I thought this was a very effective and well-made pilot. Every actor seems to nail their part immediately. Taylor Hoechlin is fantastic as Superman, and doubly so as Clark Kent. Elizabeth Tulloch plays a great Lois Lane. The twins, played by Jordan Elsass and Alex Garfin, were very compelling in their roles. They were the aspect of the show I was dreading the most when this episode started, but I was won over to them within a few minutes of screentime. The show has the makings of sort-of an inverted Smallville, where Clark is now the father dispensing wise advice to his own teenage sons. As a fan of that classic WB program, I’m excited to see where this goes. One of the ultimate flaws of Smallville was its reluctance to have “flights or tights”, and it’s clear that this show isn’t afraid to have Superman in his own show, even if he is missing the red trunks.

Stray Observations:
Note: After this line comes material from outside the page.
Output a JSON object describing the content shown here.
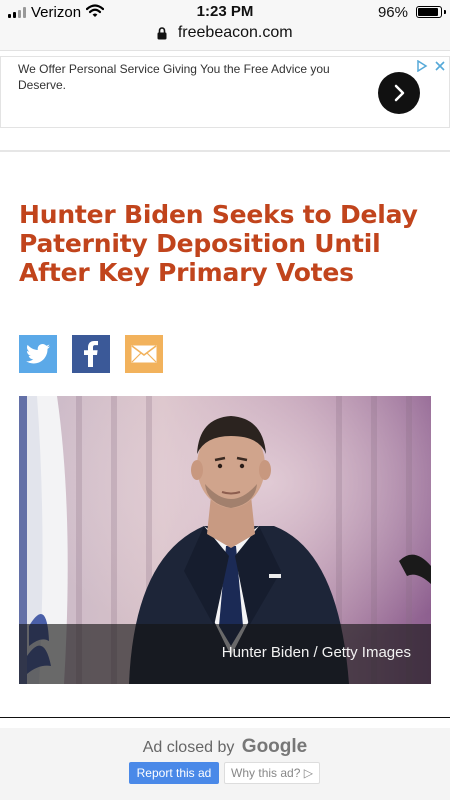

-The other major subplot which will carry through past this episode involves an individual messing with nuclear power plants across the county. General Lane has Superman investigate this, and they find some Kryptonian writing. Eventually, Superman encounters an individual in some battle armor and they duke it out for a bit, with even some Kryptonite getting used, before this individual gets away. Given the Kryptonian writing, I suspected this might be General Zod, or some riff on him, but it turns out this is actually a “Captain Luthor”, and the battle armor is another riff on his iconic “warsuit”, first seen in Action Comics #544.

-This Luthor also happens to be black, if that matters to you. With the arrival of Superman: The Animated Series on HBOMax, I’ve seen discussion on social media about the confusion of Luthor’s race in that show. Lots of individuals think that Luthor on TAS is supposed to black, despite the fact that he has the same skin color as Superman. The confusion probably stems from the way Luthor’s lips are drawn, which was an effort to give him a more Greek looking appearance in the vein of Telly Savalas, and the creators of the show have stated that Luthor is white. This Captain Luthor presented here is 100% definitively black. Although, I’m not sure if the show’s first role of color being a supervillain is as progressive as it could be.
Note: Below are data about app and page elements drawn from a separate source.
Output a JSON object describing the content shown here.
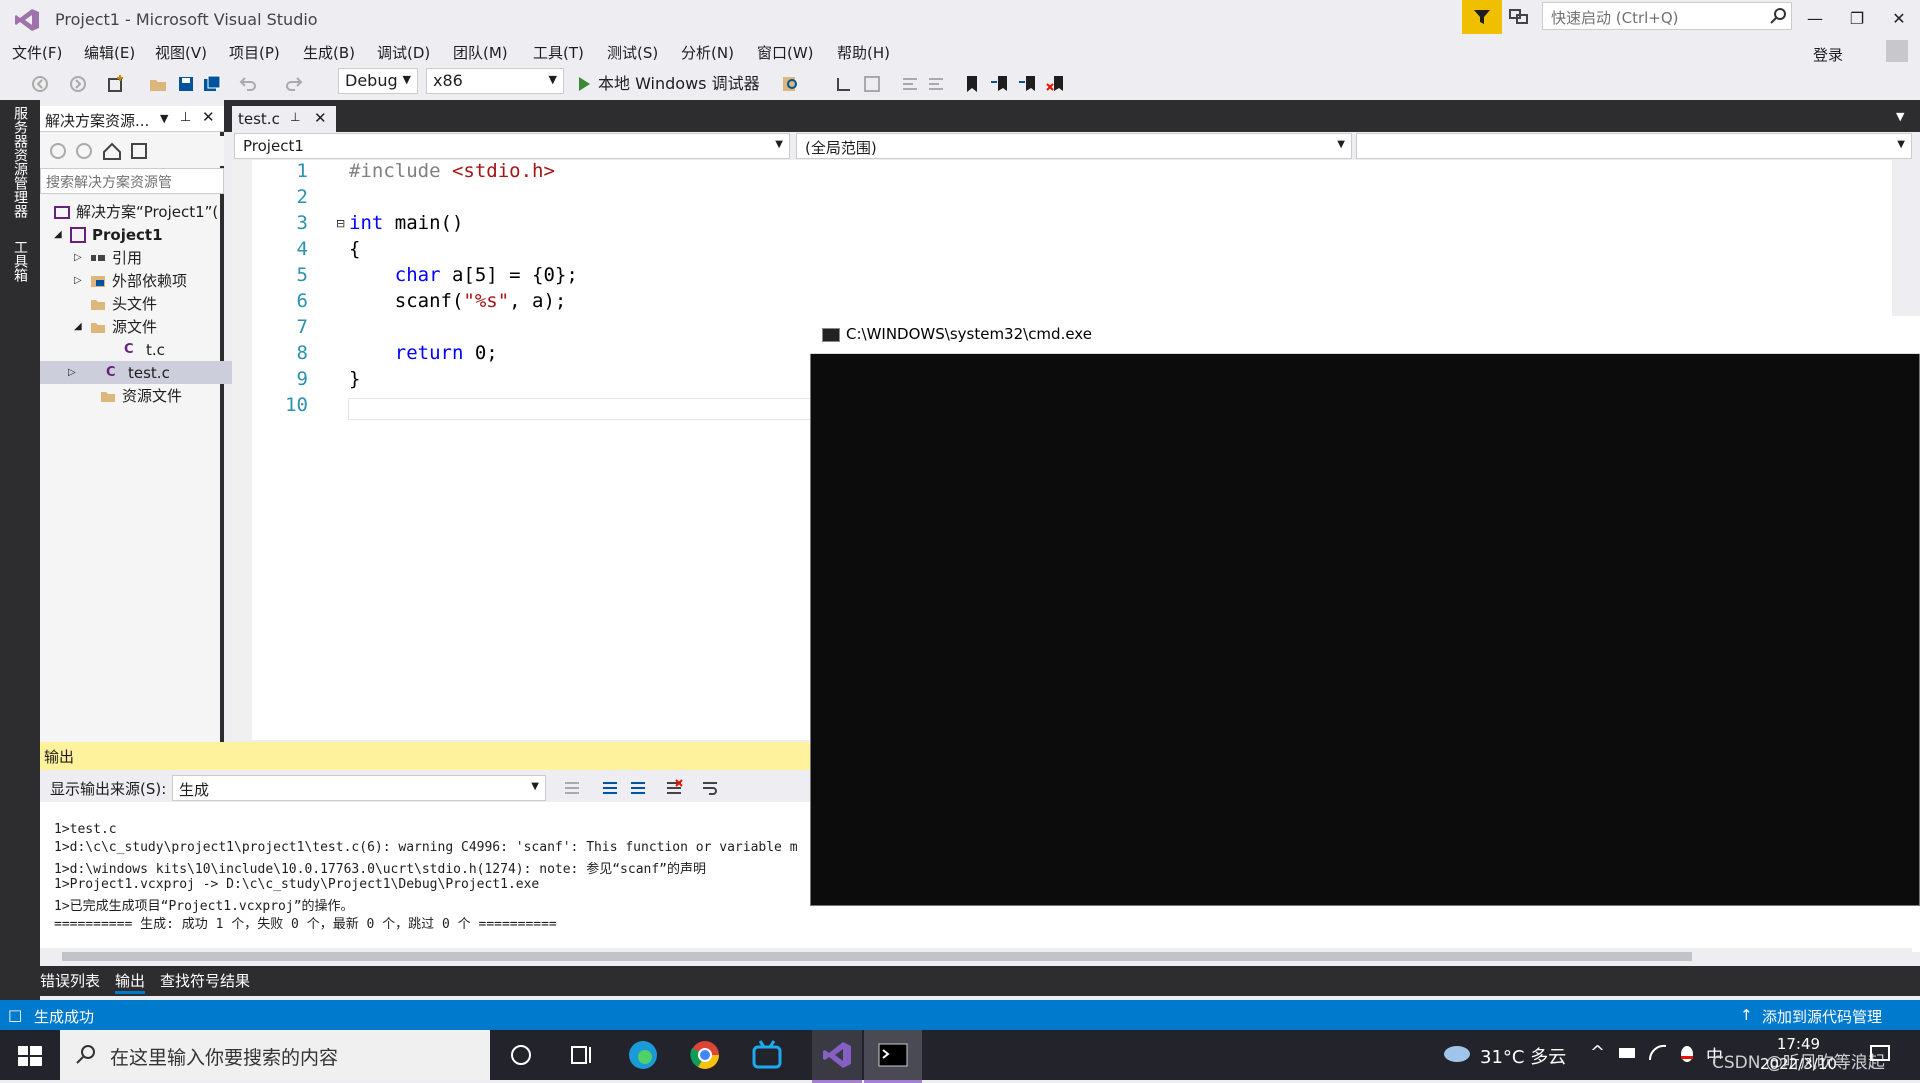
{
  "window": {
    "title": "Project1 - Microsoft Visual Studio",
    "quick_launch_placeholder": "快速启动 (Ctrl+Q)",
    "signin": "登录"
  },
  "menu": [
    "文件(F)",
    "编辑(E)",
    "视图(V)",
    "项目(P)",
    "生成(B)",
    "调试(D)",
    "团队(M)",
    "工具(T)",
    "测试(S)",
    "分析(N)",
    "窗口(W)",
    "帮助(H)"
  ],
  "toolbar": {
    "config": "Debug",
    "platform": "x86",
    "run_label": "本地 Windows 调试器"
  },
  "side_tabs": [
    "服务器资源管理器",
    "工具箱"
  ],
  "solution_explorer": {
    "title": "解决方案资源...",
    "search_placeholder": "搜索解决方案资源管",
    "items": [
      {
        "label": "解决方案“Project1”(",
        "icon": "solution-icon"
      },
      {
        "label": "Project1",
        "icon": "project-icon"
      },
      {
        "label": "引用",
        "icon": "references-icon"
      },
      {
        "label": "外部依赖项",
        "icon": "external-deps-icon"
      },
      {
        "label": "头文件",
        "icon": "folder-icon"
      },
      {
        "label": "源文件",
        "icon": "folder-icon"
      },
      {
        "label": "t.c",
        "icon": "c-file-icon"
      },
      {
        "label": "test.c",
        "icon": "c-file-icon"
      },
      {
        "label": "资源文件",
        "icon": "folder-icon"
      }
    ]
  },
  "editor": {
    "tab": "test.c",
    "nav_project": "Project1",
    "nav_scope": "(全局范围)",
    "line_numbers": [
      "1",
      "2",
      "3",
      "4",
      "5",
      "6",
      "7",
      "8",
      "9",
      "10"
    ]
  },
  "cmd": {
    "title": "C:\\WINDOWS\\system32\\cmd.exe"
  },
  "output": {
    "title": "输出",
    "source_label": "显示输出来源(S):",
    "source_value": "生成",
    "lines": [
      "1>test.c",
      "1>d:\\c\\c_study\\project1\\project1\\test.c(6): warning C4996: 'scanf': This function or variable m",
      "1>d:\\windows kits\\10\\include\\10.0.17763.0\\ucrt\\stdio.h(1274): note: 参见“scanf”的声明",
      "1>Project1.vcxproj -> D:\\c\\c_study\\Project1\\Debug\\Project1.exe",
      "1>已完成生成项目“Project1.vcxproj”的操作。",
      "========== 生成: 成功 1 个，失败 0 个，最新 0 个，跳过 0 个 =========="
    ]
  },
  "bottom_tabs": [
    "错误列表",
    "输出",
    "查找符号结果"
  ],
  "status": {
    "left": "生成成功",
    "right": "添加到源代码管理"
  },
  "taskbar": {
    "search_placeholder": "在这里输入你要搜索的内容",
    "weather": "31°C  多云",
    "time": "17:49",
    "date": "2022/3/10",
    "watermark": "CSDN @听风吹等浪起"
  }
}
-In a weird almost coincidence, Jordan Elass portrays Jonathan Kent, instead of Jordan. Also, for anyone curious, the character of Jonathan Samuel Kent has been a major character in the Superman comics for about 6 years now. He ultimately shares nothing in common with the Jonathan Kent of this show, apart from the name and birth parents.

-Jordan is a brand new character who doesn’t have a comics counterpart. Assuming his middle name is Elliot, Jordan Elliot would be a clever reference to Superman’s Kryptonian dad, Jor-El. Famously, “Jordan Elliot” was the identity Superman adopted after de-powering himself in the classic “Whatever happened to the Man of Tomorrow?,” written by Watchmen scribe Alan Moore.

-Lana Lang and, by extension, her family do not know that Clark Kent is Superman. I just thought I would point this out for clarification since, depending on the continuity, Lana does or does not know the secret. If Kyle ever finds out, God help us all.

-The party that Sarah invites the twins to happens outside the old Shuster mines. This is a reference to Joe Shuster, the co-creator and original artist of Superman.

-Toward the beginning, when Jordan was playing Mortal Kombat, he was playing as Raiden.

-I really like these devices everyone uses to summon Superman in a jiffy. I guess in our modern world you could just text him, but these are more fun. They’re an homage to Jimmy Olsen’s famous signal watch, which he could use to summon his pal Superman whenever he needed or wanted to.

Next time: It’s the first day of school for Jonathan and Jordan, and it looks like Jor-El might be one of their teachers!